(Beginning of Records shown)
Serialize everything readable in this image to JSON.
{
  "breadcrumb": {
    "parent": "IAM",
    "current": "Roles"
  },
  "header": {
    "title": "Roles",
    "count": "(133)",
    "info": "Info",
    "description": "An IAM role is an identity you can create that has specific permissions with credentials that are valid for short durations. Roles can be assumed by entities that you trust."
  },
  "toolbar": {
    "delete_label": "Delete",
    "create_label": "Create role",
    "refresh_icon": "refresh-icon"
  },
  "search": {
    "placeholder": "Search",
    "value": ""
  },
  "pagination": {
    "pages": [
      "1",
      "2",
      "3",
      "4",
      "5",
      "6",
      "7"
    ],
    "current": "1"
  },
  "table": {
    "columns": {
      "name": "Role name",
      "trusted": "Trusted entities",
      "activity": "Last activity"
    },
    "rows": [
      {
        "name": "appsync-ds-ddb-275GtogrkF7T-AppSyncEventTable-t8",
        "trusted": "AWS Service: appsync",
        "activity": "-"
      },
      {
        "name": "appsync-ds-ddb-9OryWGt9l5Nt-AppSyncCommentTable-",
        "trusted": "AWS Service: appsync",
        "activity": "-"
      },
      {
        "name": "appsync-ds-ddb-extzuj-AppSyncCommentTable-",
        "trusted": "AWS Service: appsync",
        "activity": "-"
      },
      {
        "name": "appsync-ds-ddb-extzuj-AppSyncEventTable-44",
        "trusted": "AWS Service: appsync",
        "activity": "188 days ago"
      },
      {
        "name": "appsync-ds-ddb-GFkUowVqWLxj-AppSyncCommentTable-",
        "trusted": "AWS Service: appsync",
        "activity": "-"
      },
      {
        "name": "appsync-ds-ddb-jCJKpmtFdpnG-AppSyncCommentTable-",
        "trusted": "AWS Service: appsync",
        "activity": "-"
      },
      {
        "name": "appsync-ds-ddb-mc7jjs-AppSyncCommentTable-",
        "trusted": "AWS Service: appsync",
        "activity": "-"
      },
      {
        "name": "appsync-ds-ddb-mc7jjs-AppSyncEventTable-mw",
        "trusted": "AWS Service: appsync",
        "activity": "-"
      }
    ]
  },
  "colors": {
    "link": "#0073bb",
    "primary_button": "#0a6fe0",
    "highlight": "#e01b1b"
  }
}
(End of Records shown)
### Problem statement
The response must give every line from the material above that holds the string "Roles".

### Exercise answer
    "current": "Roles"
    "title": "Roles",
    "description": "An IAM role is an identity you can create that has specific permissions with credentials that are valid for short durations. Roles can be assumed by entities that you trust."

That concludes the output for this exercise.